White House Press Secretary Sean Spicer has noticeably broken with briefing-room tradition with his decision to take questions from less-traditional media outlets.
President Donald Trump's spokesman said it's all by design in order to give more "prominence" to "voices and issues" that the so-called mainstream media might ignore.
"There are voices and issues that the mainstream media sometimes doesn't capture, and it's important for those issues to get as much prominence as some of the mainstream ones," Spicer said Tuesday night in an interview with Fox News' Sean Hannity.
"The idea is that different outlets [that] have different audiences and different issues should have an opportunity to get those issues up front," Spicer said. "Maybe by hearing from the Christian Broadcasting Network we hear about an issue that otherwise would have gotten drowned out."
In his first briefing, Spicer bucked tradition by bypassing the Associated Press for the first question and called on the conservative-leaning New York Post. He then took a question from CBN.
And on Tuesday, Spicer went straight for radio host Laura Ingraham's conservative LifeZette, a site that has promoted the conspiracy theory that the Clintons have been involved in murders of political operatives.
Spicer has been critical of how the press has covered President Donald Trump's inauguration.
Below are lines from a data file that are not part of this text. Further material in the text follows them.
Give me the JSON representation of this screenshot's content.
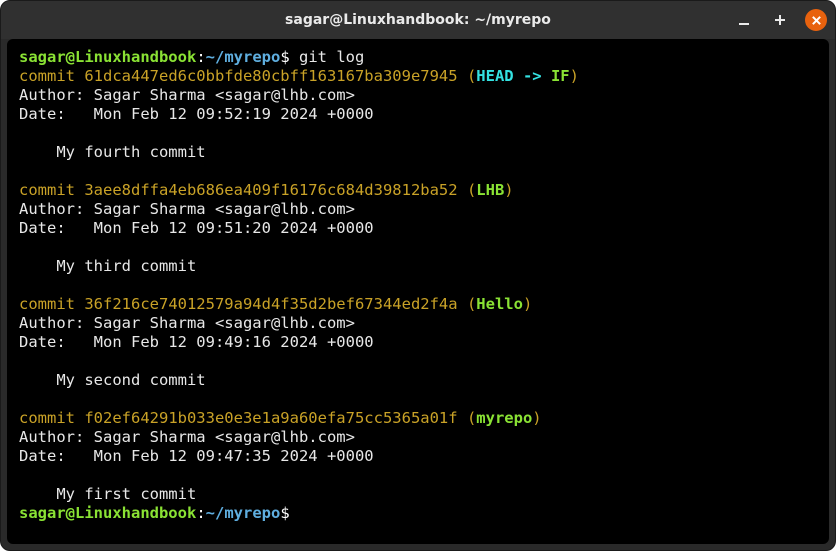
{
  "window": {
    "title": "sagar@Linuxhandbook: ~/myrepo"
  },
  "prompt": {
    "user": "sagar@Linuxhandbook",
    "sep1": ":",
    "path": "~/myrepo",
    "sep2": "$"
  },
  "cmd": " git log",
  "commits": [
    {
      "header_prefix": "commit ",
      "hash": "61dca447ed6c0bbfde80cbff163167ba309e7945",
      "ref_open": " (",
      "head_label": "HEAD -> ",
      "ref_name": "IF",
      "ref_close": ")",
      "author_line": "Author: Sagar Sharma <sagar@lhb.com>",
      "date_line": "Date:   Mon Feb 12 09:52:19 2024 +0000",
      "message": "    My fourth commit"
    },
    {
      "header_prefix": "commit ",
      "hash": "3aee8dffa4eb686ea409f16176c684d39812ba52",
      "ref_open": " (",
      "head_label": "",
      "ref_name": "LHB",
      "ref_close": ")",
      "author_line": "Author: Sagar Sharma <sagar@lhb.com>",
      "date_line": "Date:   Mon Feb 12 09:51:20 2024 +0000",
      "message": "    My third commit"
    },
    {
      "header_prefix": "commit ",
      "hash": "36f216ce74012579a94d4f35d2bef67344ed2f4a",
      "ref_open": " (",
      "head_label": "",
      "ref_name": "Hello",
      "ref_close": ")",
      "author_line": "Author: Sagar Sharma <sagar@lhb.com>",
      "date_line": "Date:   Mon Feb 12 09:49:16 2024 +0000",
      "message": "    My second commit"
    },
    {
      "header_prefix": "commit ",
      "hash": "f02ef64291b033e0e3e1a9a60efa75cc5365a01f",
      "ref_open": " (",
      "head_label": "",
      "ref_name": "myrepo",
      "ref_close": ")",
      "author_line": "Author: Sagar Sharma <sagar@lhb.com>",
      "date_line": "Date:   Mon Feb 12 09:47:35 2024 +0000",
      "message": "    My first commit"
    }
  ]
}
From the briefing room Saturday, Spicer lambasted the media for "false reporting" before he would even take questions.
"Some members of the media were engaged in deliberately false reporting," Spicer said then, continuing the feud between the Trump administration and journalists over the actual size of the inauguration attendance.
Spicer told Hannity that the administration was "right" on the inauguration attendance when those who watched online or on social media are taken into account.
"Where's the number that disproves that I'm wrong," Spicer said.